Provided data Start Marker
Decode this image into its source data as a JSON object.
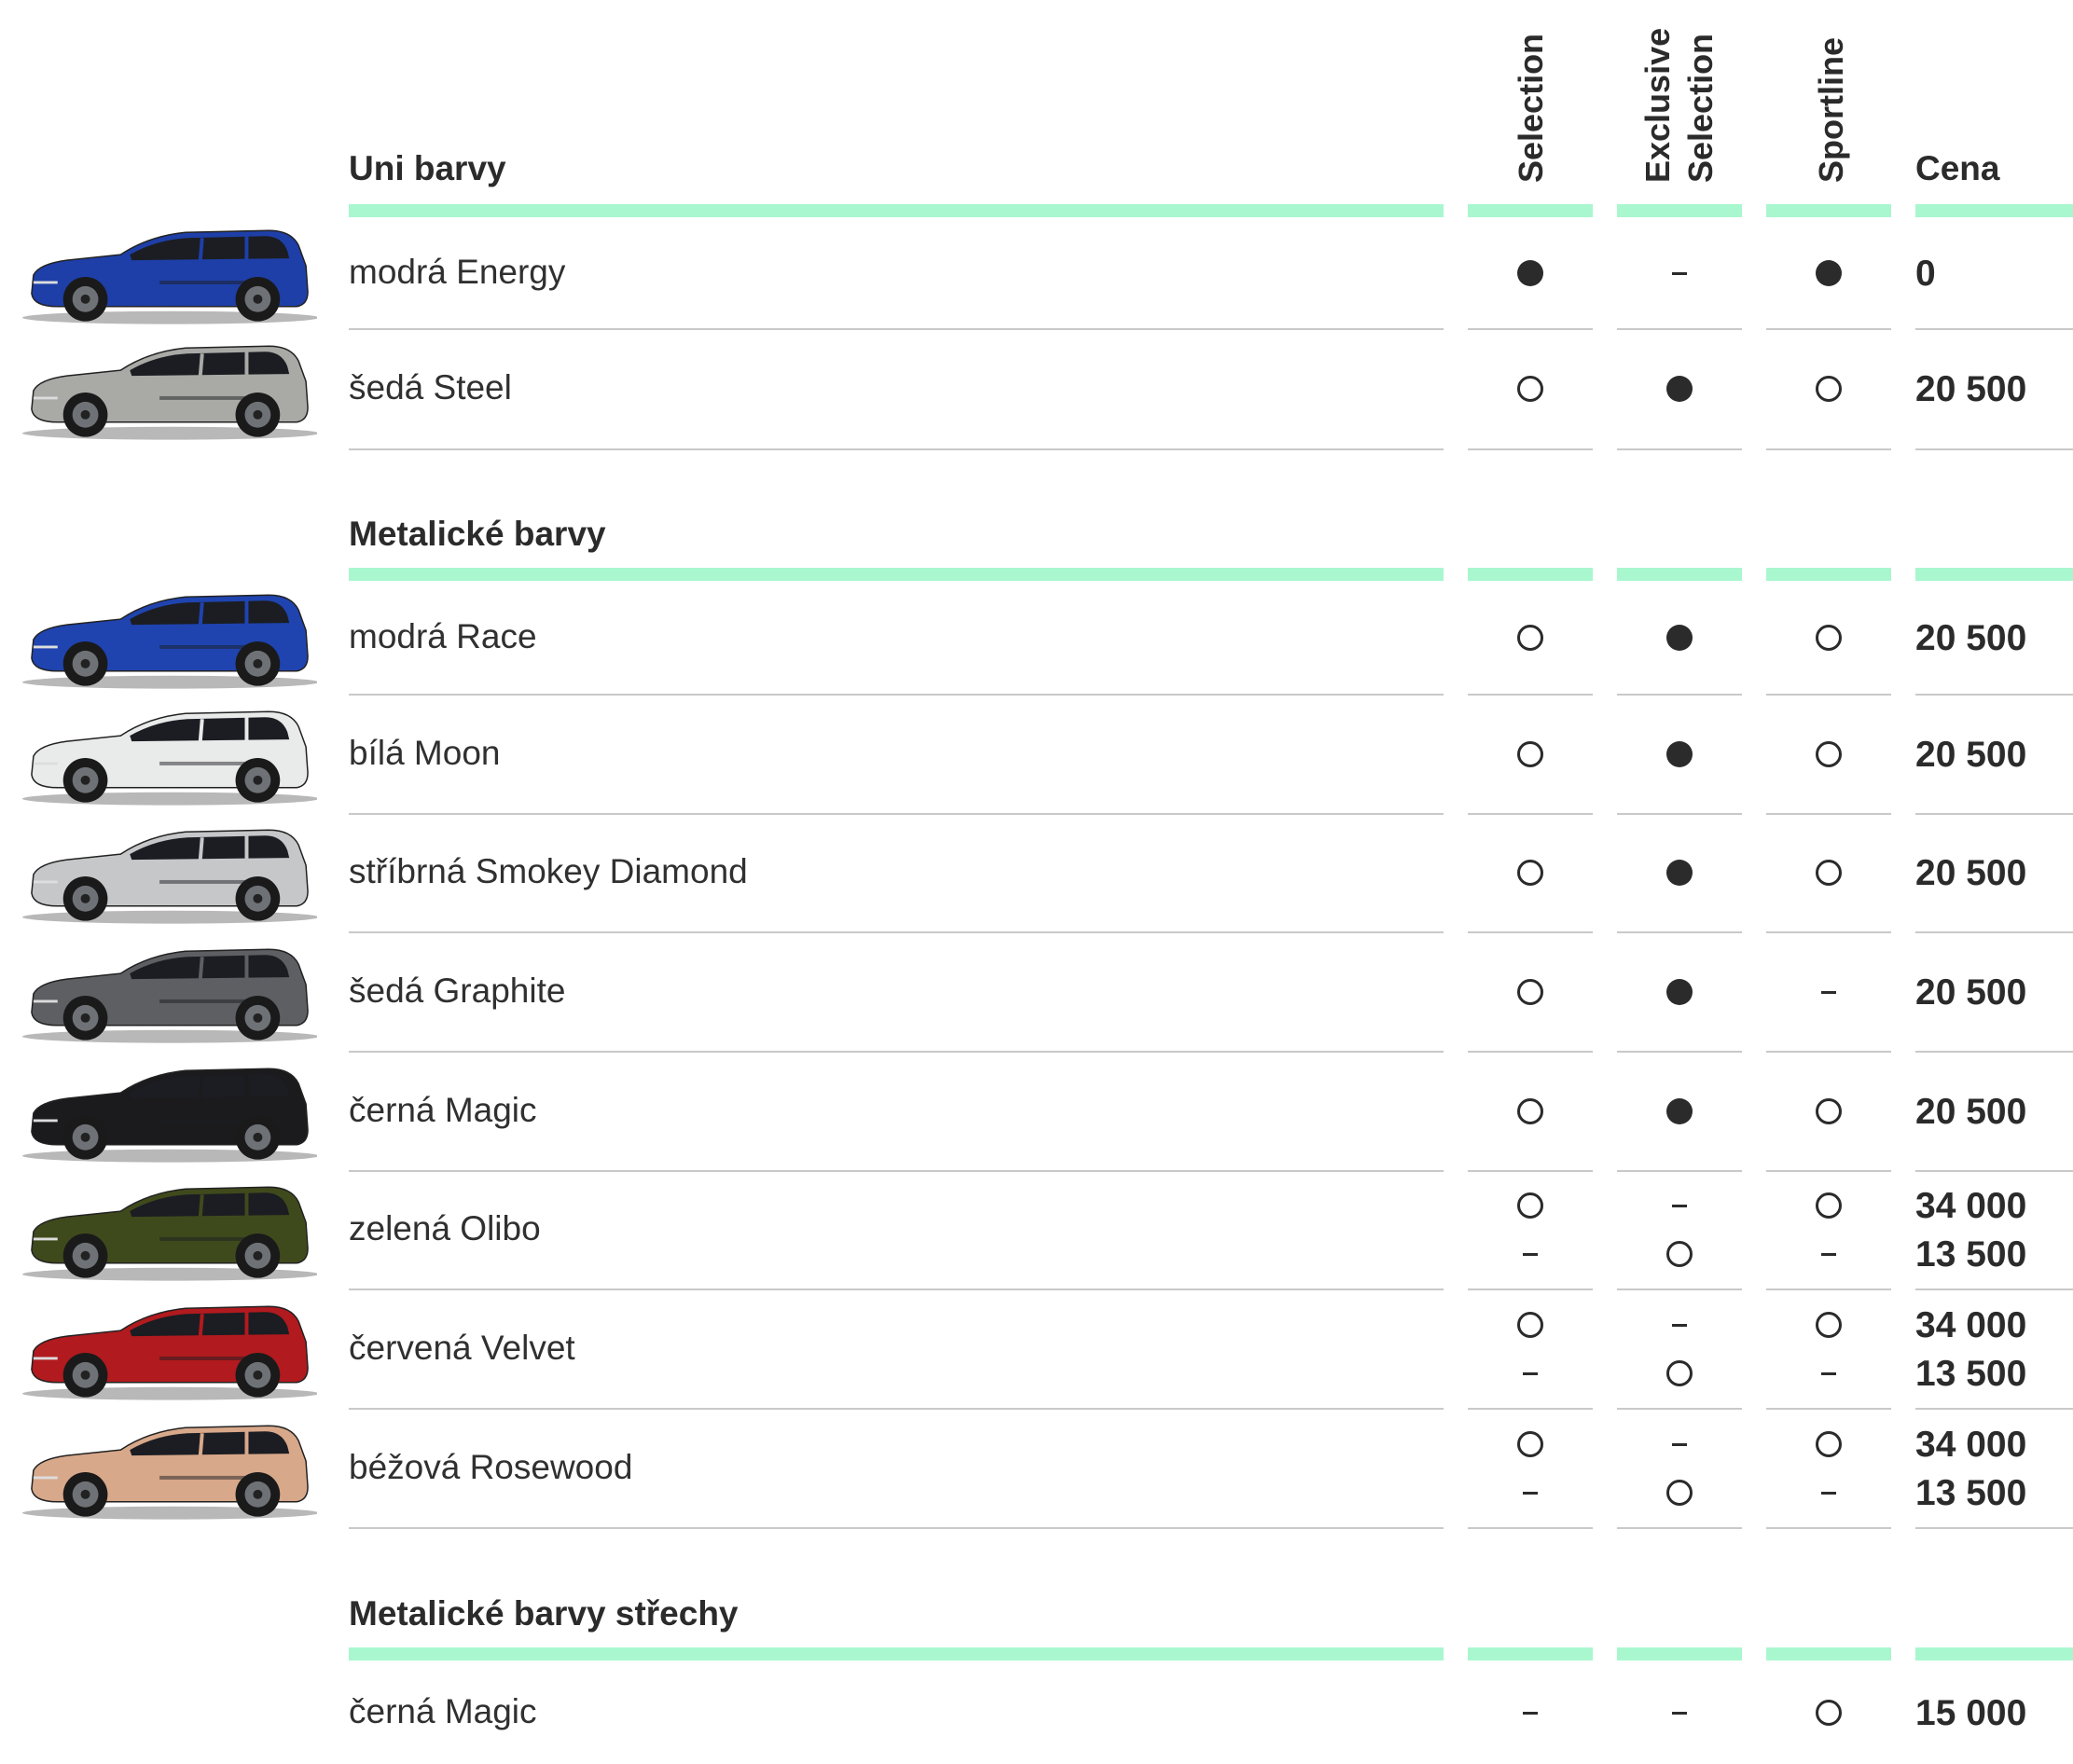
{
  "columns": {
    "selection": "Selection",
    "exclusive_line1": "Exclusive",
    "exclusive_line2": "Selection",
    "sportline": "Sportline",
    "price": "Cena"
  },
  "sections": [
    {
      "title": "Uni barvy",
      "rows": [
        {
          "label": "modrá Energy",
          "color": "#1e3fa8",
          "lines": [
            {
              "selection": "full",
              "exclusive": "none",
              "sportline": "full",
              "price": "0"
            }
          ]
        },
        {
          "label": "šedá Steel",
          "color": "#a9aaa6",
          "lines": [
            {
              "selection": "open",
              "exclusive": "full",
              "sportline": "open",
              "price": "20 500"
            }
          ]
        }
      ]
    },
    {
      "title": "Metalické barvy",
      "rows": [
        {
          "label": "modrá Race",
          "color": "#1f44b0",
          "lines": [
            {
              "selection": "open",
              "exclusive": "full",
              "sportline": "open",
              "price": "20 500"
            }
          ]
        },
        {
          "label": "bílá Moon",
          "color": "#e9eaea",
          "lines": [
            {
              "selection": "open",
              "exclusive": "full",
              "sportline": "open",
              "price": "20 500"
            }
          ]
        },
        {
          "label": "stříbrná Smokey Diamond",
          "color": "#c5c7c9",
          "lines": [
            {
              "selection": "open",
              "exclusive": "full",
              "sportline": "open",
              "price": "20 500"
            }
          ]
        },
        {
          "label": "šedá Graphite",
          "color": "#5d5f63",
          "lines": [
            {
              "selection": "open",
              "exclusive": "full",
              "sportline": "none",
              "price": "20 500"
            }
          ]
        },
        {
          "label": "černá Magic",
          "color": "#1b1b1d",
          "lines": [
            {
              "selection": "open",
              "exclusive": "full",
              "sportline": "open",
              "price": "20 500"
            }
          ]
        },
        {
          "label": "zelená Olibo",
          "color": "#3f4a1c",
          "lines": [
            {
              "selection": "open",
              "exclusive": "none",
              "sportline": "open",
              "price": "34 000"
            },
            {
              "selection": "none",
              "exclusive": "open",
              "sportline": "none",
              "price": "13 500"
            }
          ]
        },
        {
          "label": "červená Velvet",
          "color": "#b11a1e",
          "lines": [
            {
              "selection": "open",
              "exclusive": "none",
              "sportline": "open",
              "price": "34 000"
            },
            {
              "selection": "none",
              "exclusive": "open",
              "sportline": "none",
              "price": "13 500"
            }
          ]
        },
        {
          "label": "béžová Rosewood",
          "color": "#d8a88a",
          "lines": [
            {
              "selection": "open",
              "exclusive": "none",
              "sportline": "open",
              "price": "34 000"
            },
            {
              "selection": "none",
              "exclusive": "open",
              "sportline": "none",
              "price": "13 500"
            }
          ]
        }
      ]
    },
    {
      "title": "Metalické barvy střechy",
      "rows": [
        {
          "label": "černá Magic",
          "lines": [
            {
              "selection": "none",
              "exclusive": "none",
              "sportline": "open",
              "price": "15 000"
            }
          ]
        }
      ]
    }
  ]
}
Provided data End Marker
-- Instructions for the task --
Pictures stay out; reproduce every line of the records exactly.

-- Response area --
Decode this image into its source data as a JSON object.
{
  "columns": {
    "selection": "Selection",
    "exclusive_line1": "Exclusive",
    "exclusive_line2": "Selection",
    "sportline": "Sportline",
    "price": "Cena"
  },
  "sections": [
    {
      "title": "Uni barvy",
      "rows": [
        {
          "label": "modrá Energy",
          "color": "#1e3fa8",
          "lines": [
            {
              "selection": "full",
              "exclusive": "none",
              "sportline": "full",
              "price": "0"
            }
          ]
        },
        {
          "label": "šedá Steel",
          "color": "#a9aaa6",
          "lines": [
            {
              "selection": "open",
              "exclusive": "full",
              "sportline": "open",
              "price": "20 500"
            }
          ]
        }
      ]
    },
    {
      "title": "Metalické barvy",
      "rows": [
        {
          "label": "modrá Race",
          "color": "#1f44b0",
          "lines": [
            {
              "selection": "open",
              "exclusive": "full",
              "sportline": "open",
              "price": "20 500"
            }
          ]
        },
        {
          "label": "bílá Moon",
          "color": "#e9eaea",
          "lines": [
            {
              "selection": "open",
              "exclusive": "full",
              "sportline": "open",
              "price": "20 500"
            }
          ]
        },
        {
          "label": "stříbrná Smokey Diamond",
          "color": "#c5c7c9",
          "lines": [
            {
              "selection": "open",
              "exclusive": "full",
              "sportline": "open",
              "price": "20 500"
            }
          ]
        },
        {
          "label": "šedá Graphite",
          "color": "#5d5f63",
          "lines": [
            {
              "selection": "open",
              "exclusive": "full",
              "sportline": "none",
              "price": "20 500"
            }
          ]
        },
        {
          "label": "černá Magic",
          "color": "#1b1b1d",
          "lines": [
            {
              "selection": "open",
              "exclusive": "full",
              "sportline": "open",
              "price": "20 500"
            }
          ]
        },
        {
          "label": "zelená Olibo",
          "color": "#3f4a1c",
          "lines": [
            {
              "selection": "open",
              "exclusive": "none",
              "sportline": "open",
              "price": "34 000"
            },
            {
              "selection": "none",
              "exclusive": "open",
              "sportline": "none",
              "price": "13 500"
            }
          ]
        },
        {
          "label": "červená Velvet",
          "color": "#b11a1e",
          "lines": [
            {
              "selection": "open",
              "exclusive": "none",
              "sportline": "open",
              "price": "34 000"
            },
            {
              "selection": "none",
              "exclusive": "open",
              "sportline": "none",
              "price": "13 500"
            }
          ]
        },
        {
          "label": "béžová Rosewood",
          "color": "#d8a88a",
          "lines": [
            {
              "selection": "open",
              "exclusive": "none",
              "sportline": "open",
              "price": "34 000"
            },
            {
              "selection": "none",
              "exclusive": "open",
              "sportline": "none",
              "price": "13 500"
            }
          ]
        }
      ]
    },
    {
      "title": "Metalické barvy střechy",
      "rows": [
        {
          "label": "černá Magic",
          "lines": [
            {
              "selection": "none",
              "exclusive": "none",
              "sportline": "open",
              "price": "15 000"
            }
          ]
        }
      ]
    }
  ]
}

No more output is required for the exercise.